"The rule unquestionably applies to settlements of the kind here involved that they neither can nor ought to be impeached and set aside for fraud or mistake, except upon clear and convincing proofs. Chicago & N. W. Ry. Co. v. Wilcox, 116 Fed. 913, 54 C. C. A. 147."
"We agree with the court below that it should not be disturbed as it respects the injury to his foot. Lumley v. Wabash R. Co., 76 Fed. 66, 22 C. C. A. 60, is authority for the partial impeachment of the release.

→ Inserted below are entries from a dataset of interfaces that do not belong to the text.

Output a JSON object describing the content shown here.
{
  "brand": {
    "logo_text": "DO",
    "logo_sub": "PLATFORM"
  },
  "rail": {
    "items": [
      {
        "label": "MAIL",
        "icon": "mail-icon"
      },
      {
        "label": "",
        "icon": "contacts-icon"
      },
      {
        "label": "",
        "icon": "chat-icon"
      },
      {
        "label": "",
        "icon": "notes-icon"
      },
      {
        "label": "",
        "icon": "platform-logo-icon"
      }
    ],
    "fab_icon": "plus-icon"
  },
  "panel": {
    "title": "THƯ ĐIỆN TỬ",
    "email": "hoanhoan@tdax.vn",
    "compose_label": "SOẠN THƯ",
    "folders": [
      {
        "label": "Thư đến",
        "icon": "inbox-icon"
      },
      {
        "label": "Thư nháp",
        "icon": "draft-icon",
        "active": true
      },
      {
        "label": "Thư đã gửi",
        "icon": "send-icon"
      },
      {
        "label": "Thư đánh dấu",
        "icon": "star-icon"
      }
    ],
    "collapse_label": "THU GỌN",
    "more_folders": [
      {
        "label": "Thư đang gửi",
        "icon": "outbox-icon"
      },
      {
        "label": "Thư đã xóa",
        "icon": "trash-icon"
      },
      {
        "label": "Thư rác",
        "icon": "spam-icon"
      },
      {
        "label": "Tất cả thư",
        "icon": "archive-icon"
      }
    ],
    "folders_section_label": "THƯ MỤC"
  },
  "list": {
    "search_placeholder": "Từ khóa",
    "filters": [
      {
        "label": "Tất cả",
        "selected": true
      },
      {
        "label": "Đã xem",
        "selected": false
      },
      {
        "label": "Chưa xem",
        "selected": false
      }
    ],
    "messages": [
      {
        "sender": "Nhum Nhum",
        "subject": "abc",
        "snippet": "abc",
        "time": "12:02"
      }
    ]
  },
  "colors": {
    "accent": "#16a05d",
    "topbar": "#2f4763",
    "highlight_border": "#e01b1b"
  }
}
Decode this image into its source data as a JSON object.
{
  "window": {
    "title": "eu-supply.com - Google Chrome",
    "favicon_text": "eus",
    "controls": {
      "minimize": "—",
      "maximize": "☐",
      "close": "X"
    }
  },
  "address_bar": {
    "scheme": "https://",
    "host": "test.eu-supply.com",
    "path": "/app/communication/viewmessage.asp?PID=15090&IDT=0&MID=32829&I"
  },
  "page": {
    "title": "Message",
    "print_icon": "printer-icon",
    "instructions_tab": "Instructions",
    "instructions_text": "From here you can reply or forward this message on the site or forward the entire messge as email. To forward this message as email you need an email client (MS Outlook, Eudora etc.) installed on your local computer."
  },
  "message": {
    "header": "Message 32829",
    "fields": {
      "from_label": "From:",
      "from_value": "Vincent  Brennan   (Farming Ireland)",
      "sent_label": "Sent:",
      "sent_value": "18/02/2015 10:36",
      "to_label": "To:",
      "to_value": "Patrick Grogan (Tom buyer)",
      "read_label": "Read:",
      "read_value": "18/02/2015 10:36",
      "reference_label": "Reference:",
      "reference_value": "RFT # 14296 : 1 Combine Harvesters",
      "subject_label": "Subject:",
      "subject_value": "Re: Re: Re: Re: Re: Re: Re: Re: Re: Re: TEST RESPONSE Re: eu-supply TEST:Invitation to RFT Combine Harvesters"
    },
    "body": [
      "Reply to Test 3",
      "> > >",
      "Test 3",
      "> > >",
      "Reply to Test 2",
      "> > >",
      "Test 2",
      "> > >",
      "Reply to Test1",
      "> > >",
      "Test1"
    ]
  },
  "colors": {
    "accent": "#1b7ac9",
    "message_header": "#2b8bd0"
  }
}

Upon the general question of annulling such a release, see, further, Great Northern Ry. Co. v. Fowler, 136 Fed. 118, 69 C. C. A. 106, where the authorities are aptly and clearly discussed and distinguished; also Tatman c. Phil. B. & W. R. Co., supra." See also Gold Hunter Min. Ac. Co. v. Bowden, 252 Fed. 388, 164 C. C. A. 312; Alabama Ac. Ry. Co. v. Jones, 73 Miss. 110, 19 So. 105. Cf. Seymour v. Chicago & N. W. Ry. Co., 181 Iowa, 218, 164 N. W. 352, 357, where in a similar case the court said: "There was stall no mutual mistake which entitles to relief. That must be a mutual mistake of fact and not error in opinion, and relief must be had in equity, or at all events, upon terms approved by equity. Tatman v. Railway (Del. Ch.), 85 Atl. 716, 720, is a suit in equity and deals with what is beyond all question an honest mutual mistake. A settlement was held not to be binding, but the relief granted is made to depend upon a return of what had been received in settlement. This is, in effect, a description of Great Northern R. Co. v. Fowler, 136 Fed. 118,69 C. C. A. 106,